"We are disappointed by the delay and will do everything within our power to resolve the matter as quickly as possible," Chancellor Bacow said in announcing the delay. "We have every intention of going forward with construction as soon as the appeal is resolved." Construction was slated to begin this month.
The appeal, filed in the Massachusetts Land Court's Middlesex County Division on February 15 by John J. Donovan Jr., trustee of the 219 Vassar Street Realty Trust, formally protests the granting of a planning overlay special permit for the dormitory by the city of Cambridge. Mr. Donovan also sued the members of Cambridge's Planning Board.
Due to the delay, freshmen will not be required to live on campus in the fall of 2001 as previously planned. The policy to house freshmen on campus is now tentatively scheduled to go into effect in the fall of 2002, pending completion of the new residence hall by then. Current housing policies will remain in effect until then and freshmen will be permitted to choose to live in fraternities and other independent living groups that house freshmen (sororities do not).

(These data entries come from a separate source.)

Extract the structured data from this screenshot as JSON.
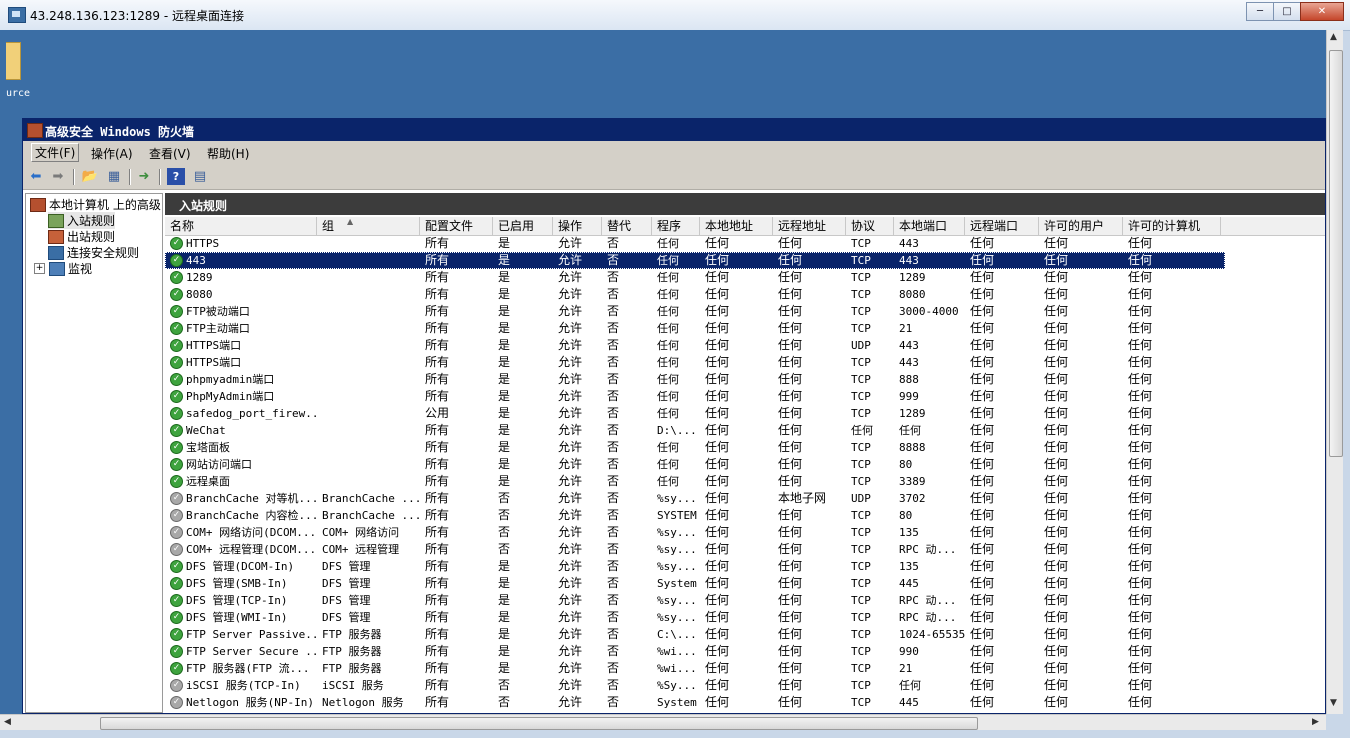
{
  "rdp": {
    "title": "43.248.136.123:1289 - 远程桌面连接",
    "desktop_label": "urce"
  },
  "fw": {
    "title": "高级安全 Windows 防火墙",
    "menu": [
      "文件(F)",
      "操作(A)",
      "查看(V)",
      "帮助(H)"
    ],
    "tree": {
      "root": "本地计算机 上的高级",
      "items": [
        "入站规则",
        "出站规则",
        "连接安全规则",
        "监视"
      ]
    },
    "panel_title": "入站规则",
    "columns": [
      "名称",
      "组",
      "配置文件",
      "已启用",
      "操作",
      "替代",
      "程序",
      "本地地址",
      "远程地址",
      "协议",
      "本地端口",
      "远程端口",
      "许可的用户",
      "许可的计算机"
    ],
    "rows": [
      {
        "enabled_icon": "on",
        "cells": [
          "HTTPS",
          "",
          "所有",
          "是",
          "允许",
          "否",
          "任何",
          "任何",
          "任何",
          "TCP",
          "443",
          "任何",
          "任何",
          "任何"
        ]
      },
      {
        "enabled_icon": "on",
        "selected": true,
        "cells": [
          "443",
          "",
          "所有",
          "是",
          "允许",
          "否",
          "任何",
          "任何",
          "任何",
          "TCP",
          "443",
          "任何",
          "任何",
          "任何"
        ]
      },
      {
        "enabled_icon": "on",
        "cells": [
          "1289",
          "",
          "所有",
          "是",
          "允许",
          "否",
          "任何",
          "任何",
          "任何",
          "TCP",
          "1289",
          "任何",
          "任何",
          "任何"
        ]
      },
      {
        "enabled_icon": "on",
        "cells": [
          "8080",
          "",
          "所有",
          "是",
          "允许",
          "否",
          "任何",
          "任何",
          "任何",
          "TCP",
          "8080",
          "任何",
          "任何",
          "任何"
        ]
      },
      {
        "enabled_icon": "on",
        "cells": [
          "FTP被动端口",
          "",
          "所有",
          "是",
          "允许",
          "否",
          "任何",
          "任何",
          "任何",
          "TCP",
          "3000-4000",
          "任何",
          "任何",
          "任何"
        ]
      },
      {
        "enabled_icon": "on",
        "cells": [
          "FTP主动端口",
          "",
          "所有",
          "是",
          "允许",
          "否",
          "任何",
          "任何",
          "任何",
          "TCP",
          "21",
          "任何",
          "任何",
          "任何"
        ]
      },
      {
        "enabled_icon": "on",
        "cells": [
          "HTTPS端口",
          "",
          "所有",
          "是",
          "允许",
          "否",
          "任何",
          "任何",
          "任何",
          "UDP",
          "443",
          "任何",
          "任何",
          "任何"
        ]
      },
      {
        "enabled_icon": "on",
        "cells": [
          "HTTPS端口",
          "",
          "所有",
          "是",
          "允许",
          "否",
          "任何",
          "任何",
          "任何",
          "TCP",
          "443",
          "任何",
          "任何",
          "任何"
        ]
      },
      {
        "enabled_icon": "on",
        "cells": [
          "phpmyadmin端口",
          "",
          "所有",
          "是",
          "允许",
          "否",
          "任何",
          "任何",
          "任何",
          "TCP",
          "888",
          "任何",
          "任何",
          "任何"
        ]
      },
      {
        "enabled_icon": "on",
        "cells": [
          "PhpMyAdmin端口",
          "",
          "所有",
          "是",
          "允许",
          "否",
          "任何",
          "任何",
          "任何",
          "TCP",
          "999",
          "任何",
          "任何",
          "任何"
        ]
      },
      {
        "enabled_icon": "on",
        "cells": [
          "safedog_port_firew...",
          "",
          "公用",
          "是",
          "允许",
          "否",
          "任何",
          "任何",
          "任何",
          "TCP",
          "1289",
          "任何",
          "任何",
          "任何"
        ]
      },
      {
        "enabled_icon": "on",
        "cells": [
          "WeChat",
          "",
          "所有",
          "是",
          "允许",
          "否",
          "D:\\...",
          "任何",
          "任何",
          "任何",
          "任何",
          "任何",
          "任何",
          "任何"
        ]
      },
      {
        "enabled_icon": "on",
        "cells": [
          "宝塔面板",
          "",
          "所有",
          "是",
          "允许",
          "否",
          "任何",
          "任何",
          "任何",
          "TCP",
          "8888",
          "任何",
          "任何",
          "任何"
        ]
      },
      {
        "enabled_icon": "on",
        "cells": [
          "网站访问端口",
          "",
          "所有",
          "是",
          "允许",
          "否",
          "任何",
          "任何",
          "任何",
          "TCP",
          "80",
          "任何",
          "任何",
          "任何"
        ]
      },
      {
        "enabled_icon": "on",
        "cells": [
          "远程桌面",
          "",
          "所有",
          "是",
          "允许",
          "否",
          "任何",
          "任何",
          "任何",
          "TCP",
          "3389",
          "任何",
          "任何",
          "任何"
        ]
      },
      {
        "enabled_icon": "off",
        "cells": [
          "BranchCache 对等机...",
          "BranchCache ...",
          "所有",
          "否",
          "允许",
          "否",
          "%sy...",
          "任何",
          "本地子网",
          "UDP",
          "3702",
          "任何",
          "任何",
          "任何"
        ]
      },
      {
        "enabled_icon": "off",
        "cells": [
          "BranchCache 内容检...",
          "BranchCache ...",
          "所有",
          "否",
          "允许",
          "否",
          "SYSTEM",
          "任何",
          "任何",
          "TCP",
          "80",
          "任何",
          "任何",
          "任何"
        ]
      },
      {
        "enabled_icon": "off",
        "cells": [
          "COM+ 网络访问(DCOM...",
          "COM+ 网络访问",
          "所有",
          "否",
          "允许",
          "否",
          "%sy...",
          "任何",
          "任何",
          "TCP",
          "135",
          "任何",
          "任何",
          "任何"
        ]
      },
      {
        "enabled_icon": "off",
        "cells": [
          "COM+ 远程管理(DCOM...",
          "COM+ 远程管理",
          "所有",
          "否",
          "允许",
          "否",
          "%sy...",
          "任何",
          "任何",
          "TCP",
          "RPC 动...",
          "任何",
          "任何",
          "任何"
        ]
      },
      {
        "enabled_icon": "on",
        "cells": [
          "DFS 管理(DCOM-In)",
          "DFS 管理",
          "所有",
          "是",
          "允许",
          "否",
          "%sy...",
          "任何",
          "任何",
          "TCP",
          "135",
          "任何",
          "任何",
          "任何"
        ]
      },
      {
        "enabled_icon": "on",
        "cells": [
          "DFS 管理(SMB-In)",
          "DFS 管理",
          "所有",
          "是",
          "允许",
          "否",
          "System",
          "任何",
          "任何",
          "TCP",
          "445",
          "任何",
          "任何",
          "任何"
        ]
      },
      {
        "enabled_icon": "on",
        "cells": [
          "DFS 管理(TCP-In)",
          "DFS 管理",
          "所有",
          "是",
          "允许",
          "否",
          "%sy...",
          "任何",
          "任何",
          "TCP",
          "RPC 动...",
          "任何",
          "任何",
          "任何"
        ]
      },
      {
        "enabled_icon": "on",
        "cells": [
          "DFS 管理(WMI-In)",
          "DFS 管理",
          "所有",
          "是",
          "允许",
          "否",
          "%sy...",
          "任何",
          "任何",
          "TCP",
          "RPC 动...",
          "任何",
          "任何",
          "任何"
        ]
      },
      {
        "enabled_icon": "on",
        "cells": [
          "FTP Server Passive...",
          "FTP 服务器",
          "所有",
          "是",
          "允许",
          "否",
          "C:\\...",
          "任何",
          "任何",
          "TCP",
          "1024-65535",
          "任何",
          "任何",
          "任何"
        ]
      },
      {
        "enabled_icon": "on",
        "cells": [
          "FTP Server Secure ...",
          "FTP 服务器",
          "所有",
          "是",
          "允许",
          "否",
          "%wi...",
          "任何",
          "任何",
          "TCP",
          "990",
          "任何",
          "任何",
          "任何"
        ]
      },
      {
        "enabled_icon": "on",
        "cells": [
          "FTP 服务器(FTP 流...",
          "FTP 服务器",
          "所有",
          "是",
          "允许",
          "否",
          "%wi...",
          "任何",
          "任何",
          "TCP",
          "21",
          "任何",
          "任何",
          "任何"
        ]
      },
      {
        "enabled_icon": "off",
        "cells": [
          "iSCSI 服务(TCP-In)",
          "iSCSI 服务",
          "所有",
          "否",
          "允许",
          "否",
          "%Sy...",
          "任何",
          "任何",
          "TCP",
          "任何",
          "任何",
          "任何",
          "任何"
        ]
      },
      {
        "enabled_icon": "off",
        "cells": [
          "Netlogon 服务(NP-In)",
          "Netlogon 服务",
          "所有",
          "否",
          "允许",
          "否",
          "System",
          "任何",
          "任何",
          "TCP",
          "445",
          "任何",
          "任何",
          "任何"
        ]
      }
    ]
  }
}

Interfraternity Council President Damien Brosnan, a junior in physics, welcomed the delay because it provides more time for fraternities to develop strategies to replace incoming freshmen. For instance, he said, a spring rush for upperclassmen will be tested this year.
"People in our community see it as a positive development," said Mr. Brosnan. "It gives us more time to plan for a transition." He added that the decision "reaffirms our faith in the administration. It demonstrates their commitment to making life on campus better for students."
"I think it's encouraging to see the administration taking this step," said Dormitory Council President Jennifer A. Frank, a senior in biology. "It's proof that they have the student body's interests on their minds when they make decisions. They recognized that without the new dorm, they would be doing a disservice to the current and incoming students of 2001 by crowding them extensively into the already bulging residence hall system or displacing them to a hotel, or worse yet, to the graduate students by pushing them into the Cambridge housing market, as many feared would be the case."
In a statement announcing the decision, Chancellor Bacow said, "the construction schedule has been ambitious, given the time we took to involve students and other members of the community in the programming and design of the residence, and then the need to redesign the building to meet concerns about building height. The permitting process took longer than anticipated, and involved the need for a second hearing to address the interests of the adjacent property owner. Following the second hearing, the Cambridge Planning Board issued the permit, but the property owner appealed the granting of the permit on the last day of the comment period. It is no longer possible to complete the building in time for September 2001 occupancy.
"We are going to do as much site work and early preparation as possible, in order to start construction as soon as the appeal is settled.
"The new residence on Vassar Street is essential to the implementation of the new housing policy announced in August 1998 that requires all freshmen to be housed in undergraduate campus residence halls. MIT remains committed to this goal.
"The new freshman housing policy will become effective once the new dormitory is completed. We expect that the dormitory will now be ready for the class entering in the fall of 2002. Until then, freshmen may continue to live either on campus or in fraternities and independent living groups. Above all, our goal is to improve our residential system. We will not displace other students in order to move freshmen onto campus before the new dormitory is built."
A version of this article appeared in MIT Tech Talk on March 8, 2000.